“I lived in Aviemore for a few years after I left school, and worked in a bike shop. Really recommend it. If you’re looking for a good bike shop there, there’s a place called Ride Cairngorm. They do repairs, sell coffee, and give good trail recommendations as well.”
Torridon Hills, Scottish Highlands
“If you want something a bit wild, and maybe fancy bikepacking, go up into the Torridon Hills, on the northwest coast of Scotland. The landscape is very beautiful, open, and raw. It’s all heather, bog, and rock. That’s what I consider the best kind of mountain biking—where you feel like you’re the only person around. But it’s proper rural Scotland. You definitely have to make sure you have a hip flask of whisky on you. I recommend it.”
“There are some really cool loops through the mountains with bothies along the route, which are small mountain huts that are free to use. The descents are amazing—we’re talking 25-minute singletrack descents.

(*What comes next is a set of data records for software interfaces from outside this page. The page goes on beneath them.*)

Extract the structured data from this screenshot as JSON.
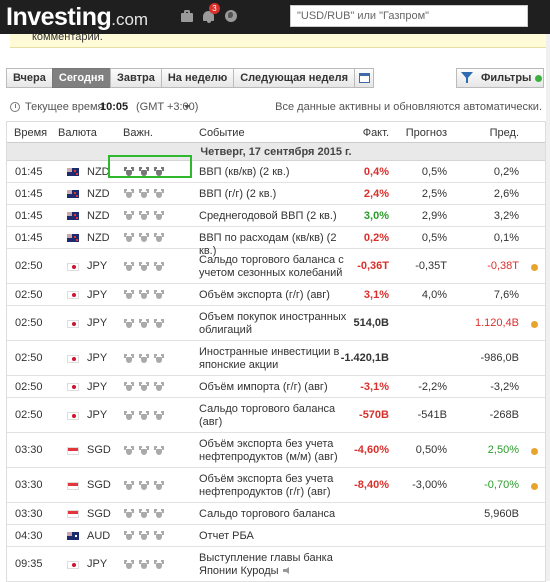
{
  "header": {
    "logo_main": "Investing",
    "logo_suffix": ".com",
    "notification_count": "3",
    "search_placeholder": "\"USD/RUB\" или \"Газпром\""
  },
  "notice": {
    "text": "комментарии."
  },
  "tabs": [
    "Вчера",
    "Сегодня",
    "Завтра",
    "На неделю",
    "Следующая неделя"
  ],
  "active_tab": "Сегодня",
  "filter_label": "Фильтры",
  "time_bar": {
    "label": "Текущее время:",
    "time": "10:05",
    "tz": "(GMT +3:00)",
    "status": "Все данные активны и обновляются автоматически."
  },
  "columns": {
    "time": "Время",
    "currency": "Валюта",
    "importance": "Важн.",
    "event": "Событие",
    "actual": "Факт.",
    "forecast": "Прогноз",
    "previous": "Пред."
  },
  "date_header": "Четверг, 17 сентября 2015 г.",
  "rows": [
    {
      "time": "01:45",
      "flag": "nz",
      "currency": "NZD",
      "imp": 3,
      "event": "ВВП (кв/кв) (2 кв.)",
      "actual": "0,4%",
      "actual_color": "red",
      "forecast": "0,5%",
      "previous": "0,2%",
      "prev_color": "",
      "rev": false
    },
    {
      "time": "01:45",
      "flag": "nz",
      "currency": "NZD",
      "imp": 0,
      "event": "ВВП (г/г) (2 кв.)",
      "actual": "2,4%",
      "actual_color": "red",
      "forecast": "2,5%",
      "previous": "2,6%",
      "prev_color": "",
      "rev": false
    },
    {
      "time": "01:45",
      "flag": "nz",
      "currency": "NZD",
      "imp": 0,
      "event": "Среднегодовой ВВП (2 кв.)",
      "actual": "3,0%",
      "actual_color": "green",
      "forecast": "2,9%",
      "previous": "3,2%",
      "prev_color": "",
      "rev": false
    },
    {
      "time": "01:45",
      "flag": "nz",
      "currency": "NZD",
      "imp": 0,
      "event": "ВВП по расходам (кв/кв) (2 кв.)",
      "actual": "0,2%",
      "actual_color": "red",
      "forecast": "0,5%",
      "previous": "0,1%",
      "prev_color": "",
      "rev": false
    },
    {
      "time": "02:50",
      "flag": "jp",
      "currency": "JPY",
      "imp": 0,
      "event": "Сальдо торгового баланса с учетом сезонных колебаний",
      "actual": "-0,36T",
      "actual_color": "red",
      "forecast": "-0,35T",
      "previous": "-0,38T",
      "prev_color": "red",
      "rev": true
    },
    {
      "time": "02:50",
      "flag": "jp",
      "currency": "JPY",
      "imp": 0,
      "event": "Объём экспорта (г/г) (авг)",
      "actual": "3,1%",
      "actual_color": "red",
      "forecast": "4,0%",
      "previous": "7,6%",
      "prev_color": "",
      "rev": false
    },
    {
      "time": "02:50",
      "flag": "jp",
      "currency": "JPY",
      "imp": 0,
      "event": "Объем покупок иностранных облигаций",
      "actual": "514,0B",
      "actual_color": "",
      "forecast": "",
      "previous": "1.120,4B",
      "prev_color": "red",
      "rev": true
    },
    {
      "time": "02:50",
      "flag": "jp",
      "currency": "JPY",
      "imp": 0,
      "event": "Иностранные инвестиции в японские акции",
      "actual": "-1.420,1B",
      "actual_color": "",
      "forecast": "",
      "previous": "-986,0B",
      "prev_color": "",
      "rev": false
    },
    {
      "time": "02:50",
      "flag": "jp",
      "currency": "JPY",
      "imp": 0,
      "event": "Объём импорта (г/г) (авг)",
      "actual": "-3,1%",
      "actual_color": "red",
      "forecast": "-2,2%",
      "previous": "-3,2%",
      "prev_color": "",
      "rev": false
    },
    {
      "time": "02:50",
      "flag": "jp",
      "currency": "JPY",
      "imp": 0,
      "event": "Сальдо торгового баланса (авг)",
      "actual": "-570B",
      "actual_color": "red",
      "forecast": "-541B",
      "previous": "-268B",
      "prev_color": "",
      "rev": false
    },
    {
      "time": "03:30",
      "flag": "sg",
      "currency": "SGD",
      "imp": 0,
      "event": "Объём экспорта без учета нефтепродуктов (м/м) (авг)",
      "actual": "-4,60%",
      "actual_color": "red",
      "forecast": "0,50%",
      "previous": "2,50%",
      "prev_color": "green",
      "rev": true
    },
    {
      "time": "03:30",
      "flag": "sg",
      "currency": "SGD",
      "imp": 0,
      "event": "Объём экспорта без учета нефтепродуктов (г/г) (авг)",
      "actual": "-8,40%",
      "actual_color": "red",
      "forecast": "-3,00%",
      "previous": "-0,70%",
      "prev_color": "green",
      "rev": true
    },
    {
      "time": "03:30",
      "flag": "sg",
      "currency": "SGD",
      "imp": 0,
      "event": "Сальдо торгового баланса",
      "actual": "",
      "actual_color": "",
      "forecast": "",
      "previous": "5,960B",
      "prev_color": "",
      "rev": false
    },
    {
      "time": "04:30",
      "flag": "au",
      "currency": "AUD",
      "imp": 0,
      "event": "Отчет РБА",
      "actual": "",
      "actual_color": "",
      "forecast": "",
      "previous": "",
      "prev_color": "",
      "rev": false
    },
    {
      "time": "09:35",
      "flag": "jp",
      "currency": "JPY",
      "imp": 0,
      "event": "Выступление главы банка Японии Куроды",
      "actual": "",
      "actual_color": "",
      "forecast": "",
      "previous": "",
      "prev_color": "",
      "rev": false,
      "speech": true
    }
  ]
}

Coulags to Achnashellach is a notable one. It has a lot of stone, so wear tubeless tires and you can hammer down it. We also have the freedom to roam in Scotland, so if you see a hill, you can bike it within reason as long as you’re being respectful. If you’re prepared to stick a bike on your back, then you can hike up to the top of some pretty spectacular scenery and get some amazing rewards with the descents.”
“Honestly, it will be some of the coolest biking you ever do. It’s proper adventure stuff. Scotland’s not famous for its incredible weather, so it’s best to pack for all four seasons in one day. But when you do get nice weather here, I don’t think there’s many better places.”
Santa Cruz, California
“For me it’s quite a novelty getting to ride between the giant redwood trees. I feel like I’m an Ewok in Star Wars. There’s so much space compared to the tighter stuff we have here in Scotland. And the trails around Santa Cruz are amazing—loamy, fast, jumpy, and just good fun. The whole network flows really well.”
“There’s loads of stuff to ride in the area, but I couldn’t tell you any specific trail names, because there just seems to be so many and new bits popping up all the time. I’ve ridden there probably six or seven times, and we’re always going on new trails. I never know where I’m going anyway.”
“The scene is awesome. It seems like every local rips, and it’s easy to join up with different folks when you’re out. I always have a good time there—I’m talking about some of the best times I’ve had on a bike. The nightlife’s great as well. Loads of good places to eat. The Red Room is always a good laugh, or some of the dive bars around the place. There’s also good surfing if you’re into that. It never gets too hot in the summer. It’s a very hospitable climate, even for a Scotsman.”
from Outside Magazine: All https://ift.tt/2Zka6U6